Though quite aggressive at the plate, he has a good hit tool and I think there is some more power to be discovered in him. He's not a burner on the base paths, but he does have average speed and good instincts and awareness there. The problem, of course is the defense, where two plays in particular stood out. The first, where he charged the ball after a sac bunt attempt, slipped as he bent down to field it barehanded, and nearly fell on his keister in the process. And the second came about on a routine grounder where he let the ball play him rather than charge it and take control of the situation. The ball came right to him, but it took a bit of a large hope (about chest high) and he played it off to his side rather than get in front of it. Since he waited for the ball to come to him he had to rush his throw to 1B and it sailed high, pulling Christian Walker off the bag.

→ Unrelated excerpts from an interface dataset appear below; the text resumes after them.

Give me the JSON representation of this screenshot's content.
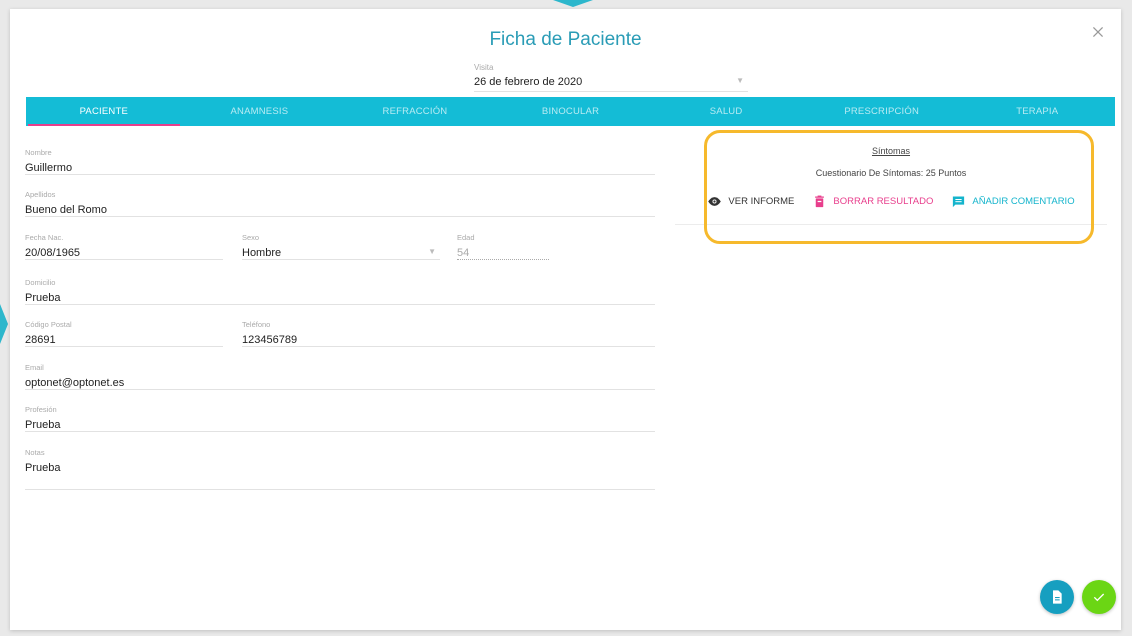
{
  "dialog": {
    "title": "Ficha de Paciente",
    "close_icon": "close-icon"
  },
  "visit": {
    "label": "Visita",
    "value": "26 de febrero de 2020"
  },
  "tabs": [
    {
      "label": "PACIENTE",
      "active": true
    },
    {
      "label": "ANAMNESIS",
      "active": false
    },
    {
      "label": "REFRACCIÓN",
      "active": false
    },
    {
      "label": "BINOCULAR",
      "active": false
    },
    {
      "label": "SALUD",
      "active": false
    },
    {
      "label": "PRESCRIPCIÓN",
      "active": false
    },
    {
      "label": "TERAPIA",
      "active": false
    }
  ],
  "patient": {
    "nombre": {
      "label": "Nombre",
      "value": "Guillermo"
    },
    "apellidos": {
      "label": "Apellidos",
      "value": "Bueno del Romo"
    },
    "fecha_nac": {
      "label": "Fecha Nac.",
      "value": "20/08/1965"
    },
    "sexo": {
      "label": "Sexo",
      "value": "Hombre"
    },
    "edad": {
      "label": "Edad",
      "value": "54"
    },
    "domicilio": {
      "label": "Domicilio",
      "value": "Prueba"
    },
    "codigo_postal": {
      "label": "Código Postal",
      "value": "28691"
    },
    "telefono": {
      "label": "Teléfono",
      "value": "123456789"
    },
    "email": {
      "label": "Email",
      "value": "optonet@optonet.es"
    },
    "profesion": {
      "label": "Profesión",
      "value": "Prueba"
    },
    "notas": {
      "label": "Notas",
      "value": "Prueba"
    }
  },
  "symptoms": {
    "title": "Síntomas",
    "description": "Cuestionario De Síntomas: 25 Puntos",
    "view_label": "VER INFORME",
    "delete_label": "BORRAR RESULTADO",
    "comment_label": "AÑADIR COMENTARIO"
  },
  "colors": {
    "accent": "#14bcd6",
    "title": "#2a9cb6",
    "delete": "#e83e8c",
    "confirm": "#6bd614",
    "highlight": "#f6b92c"
  }
}
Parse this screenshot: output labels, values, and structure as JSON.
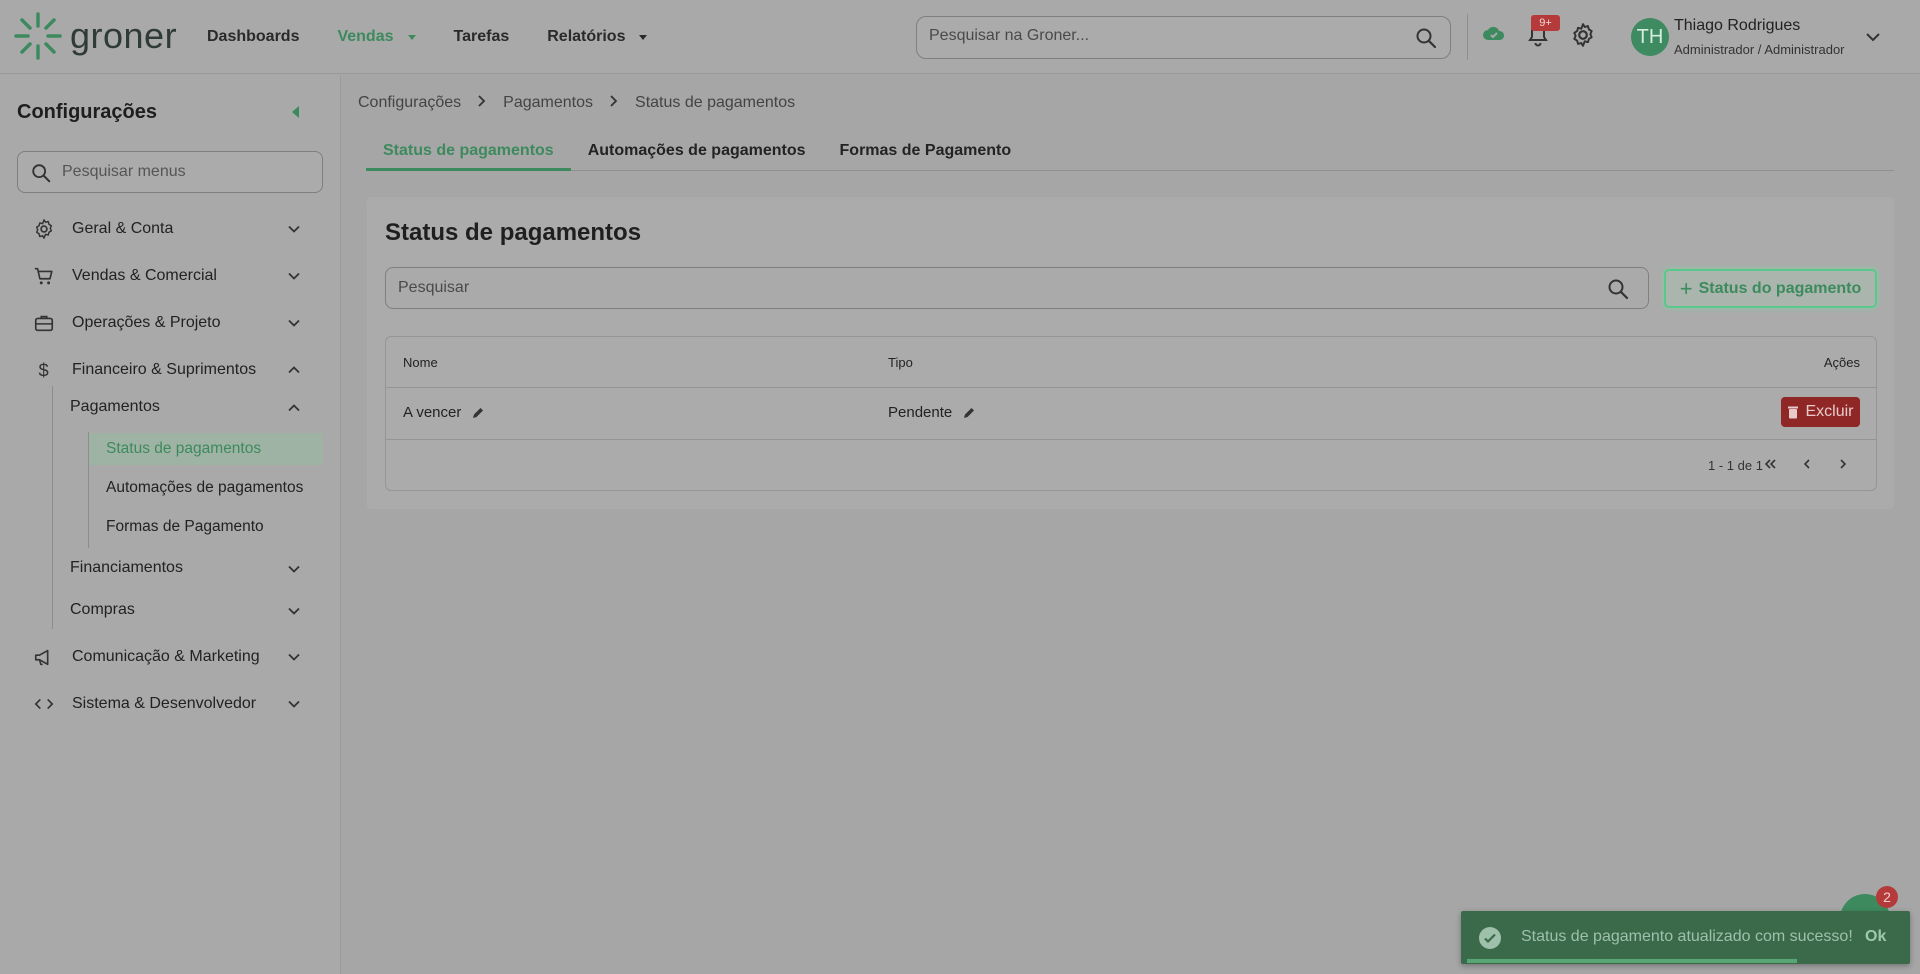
{
  "app": {
    "logo_text": "groner"
  },
  "nav": {
    "dashboards": "Dashboards",
    "vendas": "Vendas",
    "tarefas": "Tarefas",
    "relatorios": "Relatórios"
  },
  "global_search": {
    "placeholder": "Pesquisar na Groner..."
  },
  "notifications": {
    "badge": "9+"
  },
  "user": {
    "initials": "TH",
    "name": "Thiago Rodrigues",
    "role": "Administrador / Administrador"
  },
  "sidebar": {
    "title": "Configurações",
    "search_placeholder": "Pesquisar menus",
    "items": [
      {
        "label": "Geral & Conta",
        "icon": "gear-icon"
      },
      {
        "label": "Vendas & Comercial",
        "icon": "cart-icon"
      },
      {
        "label": "Operações & Projeto",
        "icon": "briefcase-icon"
      },
      {
        "label": "Financeiro & Suprimentos",
        "icon": "dollar-icon"
      },
      {
        "label": "Comunicação & Marketing",
        "icon": "megaphone-icon"
      },
      {
        "label": "Sistema & Desenvolvedor",
        "icon": "code-icon"
      }
    ],
    "sub": {
      "pagamentos": "Pagamentos",
      "leaves": [
        "Status de pagamentos",
        "Automações de pagamentos",
        "Formas de Pagamento"
      ],
      "financiamentos": "Financiamentos",
      "compras": "Compras"
    }
  },
  "breadcrumb": [
    "Configurações",
    "Pagamentos",
    "Status de pagamentos"
  ],
  "tabs": [
    "Status de pagamentos",
    "Automações de pagamentos",
    "Formas de Pagamento"
  ],
  "panel": {
    "title": "Status de pagamentos",
    "search_placeholder": "Pesquisar",
    "add_button": "Status do pagamento"
  },
  "table": {
    "headers": {
      "nome": "Nome",
      "tipo": "Tipo",
      "acoes": "Ações"
    },
    "rows": [
      {
        "nome": "A vencer",
        "tipo": "Pendente",
        "action": "Excluir"
      }
    ],
    "pagination": "1 - 1 de 1"
  },
  "toast": {
    "message": "Status de pagamento atualizado com sucesso!",
    "ok": "Ok"
  },
  "chat": {
    "badge": "2"
  },
  "colors": {
    "accent": "#3d8a5e",
    "danger": "#8f2727",
    "toast": "#3a6a4a"
  }
}
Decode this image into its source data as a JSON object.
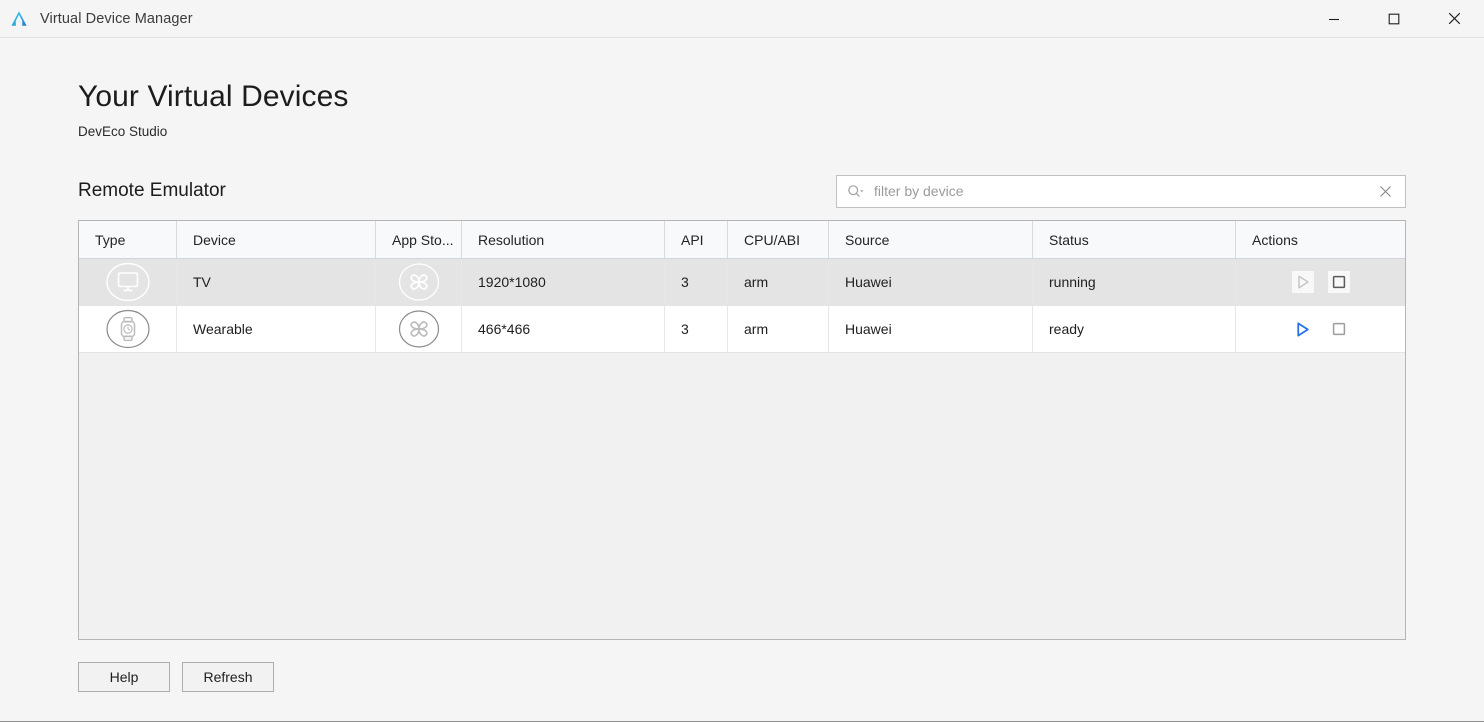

These two plays happened in the same inning and cost his pitcher an earned run as well as a number of additional pitches. He also demonstrated a slow first step and fall down range on some balls hit into the 3B-SS hole. Barring some epiphany, he did not look like he has any business as a third baseman. It was certainly worth a shot to see if he could hack it, just as it was worth a shot to see if he could hack it at 2B last season. Neither worked out. He had seen time at 1B last season (after returning from a mid season knee injury) and now has seen a game there this season as well. I'd like to see him get a shot in either RF (preferable, just to see if his arm can play out there) or LF before moving him to 1B.

(OF) Tucker Nathans is a 24 year old player signed out of the Independent Leagues earlier this year. He was promoted to Frederick just prior to this series, so I got to see his first taste of advanced A ball. He got off to a decent start as he singled and drew a walk in his first two plate appearances. Overall he went 3-11 in the series w/ 1 double, 1 SB, 2 BBs, and 5 Ks (3 of them looking). He's been on a multi-hit game streak since the final game of this series though, so I think he has adjusted to the uptick in quality of the pitching. He seemed to handle himself well enough in LF, though he didn't have many opportunities.

Two final players I'd like to mention, both of whom are outfielders who seem to have stalled out at the A+ level: Brenden Webb and Glynn Davis. Webb fascinated me last season as he seemed to demonstrate a tantalizing combo of fantastic plate discipline with some nice pop and speed. The problem was that he couldn't hit regularly; he was a '3 True Outcomes' type of player (meaning his PAs would typically end one of 3 ways: Hard hit (2B or HR), BB, or K). But with slightly better pitching in advanced A ball, his lack of a hit tool has proved fatal to his prospect status. He went 0-6 in the series with 3 Ks and 1 BB. He still has an eye for the strike zone. He just can't make contact enough as the stuff pitchers are throwing him has gotten better. He is still just 23, and perhaps he can adjust his approach. But he's not a prospect of any regard going forward.

The same can be said of (OF) Glynn Davis. A nice scouting find out of Catonsville C.C., Davis showed blazing speed and the ability to handle CF on defense. Unfortunately, much like Webb, he can't make consistent enough contact. Unlike Webb, Davis doesn't have much of any power to cover up a lacking hit tool, and his strike zone judgement appeared, to my eyes, to be pretty bad. He would jump back from pitches (non-breaking balls) that found the inside corner. He did manage to go 3-8, with no SB attempts and 2 Ks in the series. Unless he can improve the plate approach and add some pop when he does make contact, I just don't see it for him going forward.

So that covers the hitters of note that I saw. In Part 2 I will cover the pitchers I saw.